DOI: 10.1080/13537121.2014.984424

Building partnerships between Israeli and Palestinian youth: an integrative approach
Debbie Nathan, David Trimble & Shai Fuxman
Pages: 148-164
DOI: 10.1080/13537121.2014.984436

Book Reviews
Flexigidity: the secret of Jewish adaptability
David Rodman
Pages: 165-166
DOI: 10.1080/13537121.2014.937913

Russia and Israel in the changing Middle East
David Rodman
Pages: 166-167
DOI: 10.1080/13537121.2014.937914

Social mobilization in the Arab–Israeli war of 1948: on the Israeli home front
David Rodman
Pages: 167-169
DOI: 10.1080/13537121.2014.937915

These are my brothers: a dramatic story of heroism during the Yom Kippur War
David Rodman
Pages: 169-171
DOI: 10.1080/13537121.2014.937916

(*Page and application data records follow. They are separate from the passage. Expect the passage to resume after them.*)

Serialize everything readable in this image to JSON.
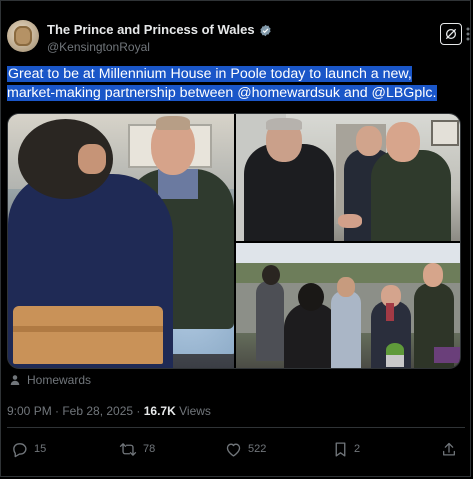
{
  "account": {
    "display_name": "The Prince and Princess of Wales",
    "handle": "@KensingtonRoyal"
  },
  "tweet": {
    "text": "Great to be at Millennium House in Poole today to launch a new, market-making partnership between @homewardsuk and @LBGplc.",
    "location_tag": "Homewards",
    "timestamp": "9:00 PM · Feb 28, 2025 · ",
    "views_count": "16.7K",
    "views_label": " Views"
  },
  "actions": {
    "replies": "15",
    "reposts": "78",
    "likes": "522",
    "bookmarks": "2"
  },
  "colors": {
    "background": "#000000",
    "text_primary": "#e7e9ea",
    "text_secondary": "#71767b",
    "selection_highlight": "#1a56c8",
    "verified_badge": "#829aab"
  },
  "icons": {
    "verified": "verified-badge-icon",
    "grok": "grok-icon",
    "location": "person-icon",
    "reply": "reply-icon",
    "repost": "repost-icon",
    "like": "heart-icon",
    "bookmark": "bookmark-icon",
    "share": "share-icon"
  }
}
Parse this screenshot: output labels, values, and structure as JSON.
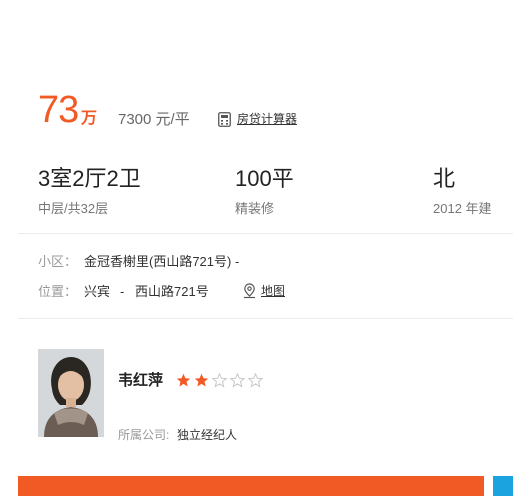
{
  "price": {
    "amount": "73",
    "unit": "万",
    "unit_price": "7300 元/平",
    "calculator_label": "房贷计算器"
  },
  "facts": [
    {
      "main": "3室2厅2卫",
      "sub": "中层/共32层"
    },
    {
      "main": "100平",
      "sub": "精装修"
    },
    {
      "main": "北",
      "sub": "2012 年建"
    }
  ],
  "community": {
    "label": "小区：",
    "value": "金冠香榭里(西山路721号) -"
  },
  "location": {
    "label": "位置：",
    "district": "兴宾",
    "separator": "-",
    "street": "西山路721号",
    "map_label": "地图"
  },
  "agent": {
    "name": "韦红萍",
    "rating": 2,
    "rating_max": 5,
    "company_label": "所属公司:",
    "company": "独立经纪人"
  },
  "colors": {
    "accent": "#f15a24",
    "blue": "#1aa3df",
    "star_on": "#f15a24",
    "star_off": "#c8c8c8"
  }
}
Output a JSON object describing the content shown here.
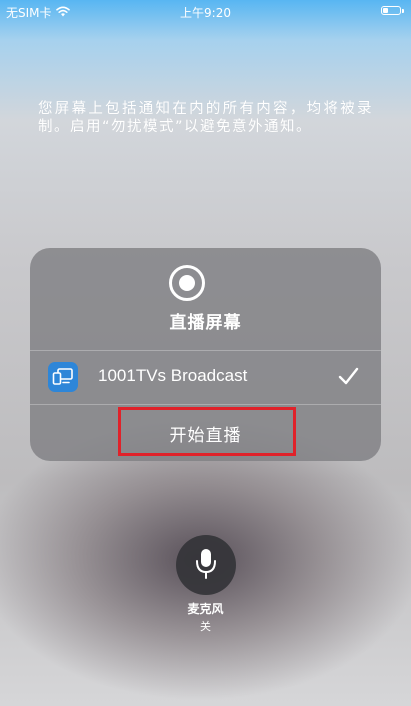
{
  "status_bar": {
    "carrier": "无SIM卡",
    "time": "上午9:20",
    "wifi_icon": "wifi-icon",
    "battery_icon": "battery-icon"
  },
  "notice": "您屏幕上包括通知在内的所有内容，均将被录制。启用“勿扰模式”以避免意外通知。",
  "panel": {
    "title": "直播屏幕",
    "record_icon": "record-icon",
    "extension": {
      "name": "1001TVs Broadcast",
      "icon": "screen-mirror-icon",
      "selected": true,
      "check_icon": "checkmark-icon"
    },
    "start_label": "开始直播"
  },
  "microphone": {
    "icon": "microphone-icon",
    "label": "麦克风",
    "state": "关"
  },
  "colors": {
    "highlight": "#e0222a",
    "app_icon": "#2e86d8"
  }
}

Jews and the military: a history
David Rodman
Pages: 171-173
DOI: 10.1080/13537121.2014.937917

The Jewish revolt: ad 66–74
David Rodman
Pages: 173-173
DOI: 10.1080/13537121.2014.937918

The city besieged: siege and its manifestations in the ancient Near East
David Rodman
Pages: 173-175
DOI: 10.1080/13537121.2014.937919

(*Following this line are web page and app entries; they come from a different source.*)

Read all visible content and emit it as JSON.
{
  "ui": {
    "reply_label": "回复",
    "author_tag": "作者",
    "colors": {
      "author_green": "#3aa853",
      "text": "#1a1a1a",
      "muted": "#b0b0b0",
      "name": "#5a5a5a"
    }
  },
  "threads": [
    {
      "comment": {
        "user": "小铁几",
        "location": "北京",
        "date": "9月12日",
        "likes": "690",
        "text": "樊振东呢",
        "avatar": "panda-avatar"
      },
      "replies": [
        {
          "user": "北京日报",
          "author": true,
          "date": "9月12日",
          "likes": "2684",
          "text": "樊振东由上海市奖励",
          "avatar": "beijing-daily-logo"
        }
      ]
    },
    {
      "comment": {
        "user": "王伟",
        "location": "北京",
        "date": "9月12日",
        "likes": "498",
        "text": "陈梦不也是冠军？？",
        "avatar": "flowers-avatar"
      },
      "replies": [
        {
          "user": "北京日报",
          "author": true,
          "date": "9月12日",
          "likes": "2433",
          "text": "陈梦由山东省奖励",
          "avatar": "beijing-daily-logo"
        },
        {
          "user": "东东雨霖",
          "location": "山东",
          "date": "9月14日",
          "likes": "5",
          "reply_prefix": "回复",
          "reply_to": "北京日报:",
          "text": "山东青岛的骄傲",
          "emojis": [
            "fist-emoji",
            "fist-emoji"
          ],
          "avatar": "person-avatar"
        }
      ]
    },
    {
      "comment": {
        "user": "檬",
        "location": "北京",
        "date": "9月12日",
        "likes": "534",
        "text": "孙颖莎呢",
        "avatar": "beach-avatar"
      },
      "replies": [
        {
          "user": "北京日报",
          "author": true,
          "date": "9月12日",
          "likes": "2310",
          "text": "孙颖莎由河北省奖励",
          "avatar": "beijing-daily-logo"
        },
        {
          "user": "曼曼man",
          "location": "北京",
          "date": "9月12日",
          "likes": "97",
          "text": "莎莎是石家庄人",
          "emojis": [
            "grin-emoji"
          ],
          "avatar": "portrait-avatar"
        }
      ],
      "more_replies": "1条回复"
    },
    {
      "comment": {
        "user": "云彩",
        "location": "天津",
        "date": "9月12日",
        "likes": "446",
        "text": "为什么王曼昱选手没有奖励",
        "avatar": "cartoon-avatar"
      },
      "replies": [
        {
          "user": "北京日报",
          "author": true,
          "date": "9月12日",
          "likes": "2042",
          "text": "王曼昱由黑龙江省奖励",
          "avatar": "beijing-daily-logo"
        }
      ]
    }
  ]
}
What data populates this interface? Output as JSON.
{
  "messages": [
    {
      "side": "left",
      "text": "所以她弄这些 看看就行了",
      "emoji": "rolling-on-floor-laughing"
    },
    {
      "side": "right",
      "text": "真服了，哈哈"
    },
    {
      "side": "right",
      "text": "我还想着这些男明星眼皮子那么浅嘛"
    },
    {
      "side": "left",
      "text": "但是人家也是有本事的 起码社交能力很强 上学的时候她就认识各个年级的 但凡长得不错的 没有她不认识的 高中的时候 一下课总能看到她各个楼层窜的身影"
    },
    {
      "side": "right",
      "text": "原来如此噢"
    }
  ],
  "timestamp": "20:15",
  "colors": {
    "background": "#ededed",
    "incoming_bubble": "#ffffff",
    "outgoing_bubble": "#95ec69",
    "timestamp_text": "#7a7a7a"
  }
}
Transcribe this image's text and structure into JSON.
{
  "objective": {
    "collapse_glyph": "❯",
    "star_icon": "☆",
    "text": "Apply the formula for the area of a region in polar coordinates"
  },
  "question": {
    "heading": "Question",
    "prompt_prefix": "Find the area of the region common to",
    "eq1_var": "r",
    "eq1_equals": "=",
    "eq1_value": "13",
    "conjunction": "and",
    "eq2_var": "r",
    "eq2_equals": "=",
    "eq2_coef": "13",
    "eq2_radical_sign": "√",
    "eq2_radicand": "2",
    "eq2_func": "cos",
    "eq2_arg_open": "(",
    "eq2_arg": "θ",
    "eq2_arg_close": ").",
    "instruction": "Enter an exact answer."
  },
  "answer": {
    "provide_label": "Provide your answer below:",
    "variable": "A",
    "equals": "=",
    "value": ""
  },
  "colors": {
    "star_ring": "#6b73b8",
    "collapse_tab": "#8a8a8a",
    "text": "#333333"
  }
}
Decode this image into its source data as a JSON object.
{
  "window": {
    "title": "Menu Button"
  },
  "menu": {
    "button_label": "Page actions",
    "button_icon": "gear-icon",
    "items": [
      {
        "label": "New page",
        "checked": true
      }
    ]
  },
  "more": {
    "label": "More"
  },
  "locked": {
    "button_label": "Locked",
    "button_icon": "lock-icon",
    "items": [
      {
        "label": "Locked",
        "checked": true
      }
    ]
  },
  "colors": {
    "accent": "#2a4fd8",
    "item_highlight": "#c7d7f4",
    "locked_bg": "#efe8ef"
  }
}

The forgotten kingdom: the archaeology and history of northern Israel
David Rodman
Pages: 175-176
DOI: 10.1080/13537121.2014.937920

New Book: Mendelson-Maoz, Multiculturalism in Israel

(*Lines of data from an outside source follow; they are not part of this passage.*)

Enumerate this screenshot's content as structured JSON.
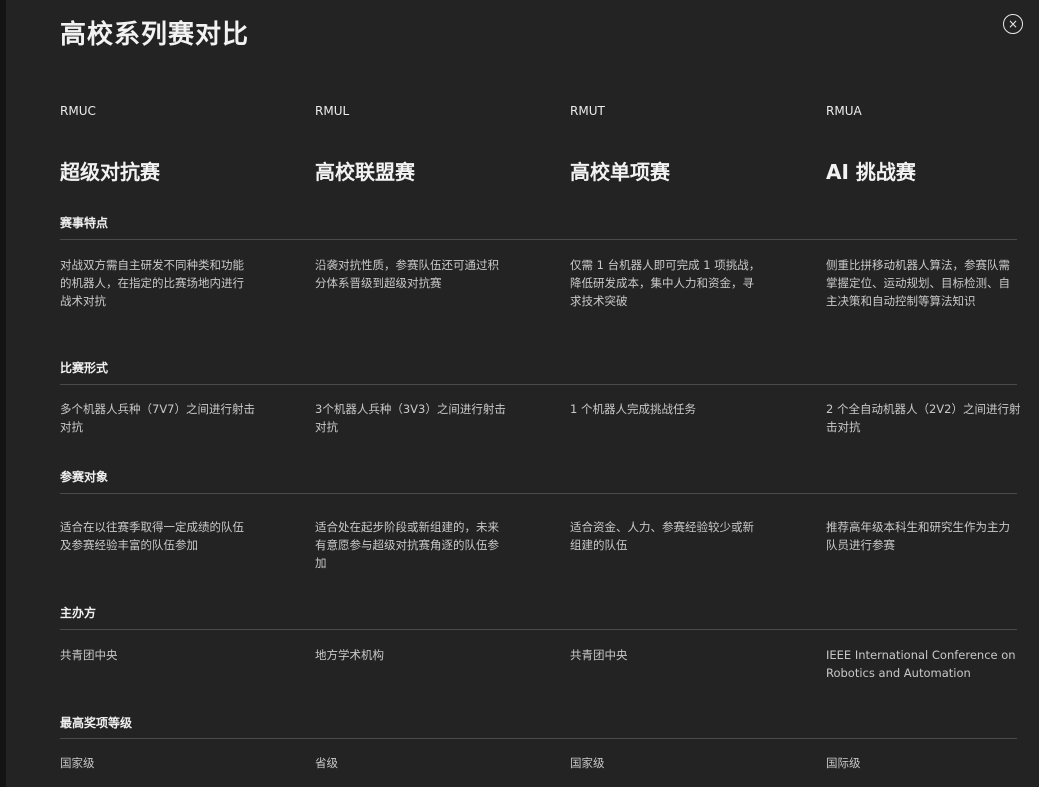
{
  "page": {
    "title": "高校系列赛对比",
    "close_label": "×"
  },
  "columns": [
    {
      "code": "RMUC",
      "name": "超级对抗赛"
    },
    {
      "code": "RMUL",
      "name": "高校联盟赛"
    },
    {
      "code": "RMUT",
      "name": "高校单项赛"
    },
    {
      "code": "RMUA",
      "name": "AI 挑战赛"
    }
  ],
  "sections": [
    {
      "heading": "赛事特点",
      "cells": [
        "对战双方需自主研发不同种类和功能的机器人，在指定的比赛场地内进行战术对抗",
        "沿袭对抗性质，参赛队伍还可通过积分体系晋级到超级对抗赛",
        "仅需 1 台机器人即可完成 1 项挑战，降低研发成本，集中人力和资金，寻求技术突破",
        "侧重比拼移动机器人算法，参赛队需掌握定位、运动规划、目标检测、自主决策和自动控制等算法知识"
      ]
    },
    {
      "heading": "比赛形式",
      "cells": [
        "多个机器人兵种（7V7）之间进行射击对抗",
        "3个机器人兵种（3V3）之间进行射击对抗",
        "1 个机器人完成挑战任务",
        "2 个全自动机器人（2V2）之间进行射击对抗"
      ]
    },
    {
      "heading": "参赛对象",
      "cells": [
        "适合在以往赛季取得一定成绩的队伍及参赛经验丰富的队伍参加",
        "适合处在起步阶段或新组建的，未来有意愿参与超级对抗赛角逐的队伍参加",
        "适合资金、人力、参赛经验较少或新组建的队伍",
        "推荐高年级本科生和研究生作为主力队员进行参赛"
      ]
    },
    {
      "heading": "主办方",
      "cells": [
        "共青团中央",
        "地方学术机构",
        "共青团中央",
        "IEEE International Conference on Robotics and Automation"
      ]
    },
    {
      "heading": "最高奖项等级",
      "cells": [
        "国家级",
        "省级",
        "国家级",
        "国际级"
      ]
    }
  ]
}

Mendelson-Maoz, Adia. Multiculturalism in Israel: Literary Perspectives, Shofar Supplements in Jewish Studies. West Lafayette, Indiana: Purdue University Press, 2015.

 

MulticulturalismIsrael

 

URL: http://www.thepress.purdue.edu/titles/format/9781557536808

 

Abstract

By analyzing its position within the struggles for recognition and reception of different national and ethnic cultural groups, this book offers a bold new picture of Israeli literature. Through comparative discussion of the literatures of Palestinian citizens of Israel, of Mizrahim, of migrants from the former Soviet Union, and of Ethiopian-Israelis, the author demonstrates an unexpected richness and diversity in the Israeli literary scene, a reality very different from the monocultural image that Zionism aspired to create.

Drawing on a wide body of social and literary theory, Mendelson-Maoz compares and contrasts the literatures of the four communities she profiles. In her discussion of the literature of the Palestinian citizens of Israel, she presents the question of language and translation, and she provides three case studies of particular authors and their reception. Her study of Mizrahi literature adopts a chronological approach, starting in the 1950s and proceeding toward contemporary Mizrahi writing, while discussing questions of authenticity and self-determination. The discussion of Israeli literature written by immigrants from the former Soviet Union focuses both on authors who write Israeli literature in Russian and of Russian immigrants writing in Hebrew. The final section of the book provides a valuable new discussion of the work of Ethiopian-Israeli writers, a group whose contributions have seldom been previously acknowledged.

The picture that emerges from this groundbreaking book replaces the traditional, homogeneous historical narrative of Israeli literature with a diversity of voices, a multiplicity of origins, and a wide range of different perspectives. In doing so, it will provoke researchers in a wide range of cultural fields to look at the rich traditions that underlie it in new and fresh ways.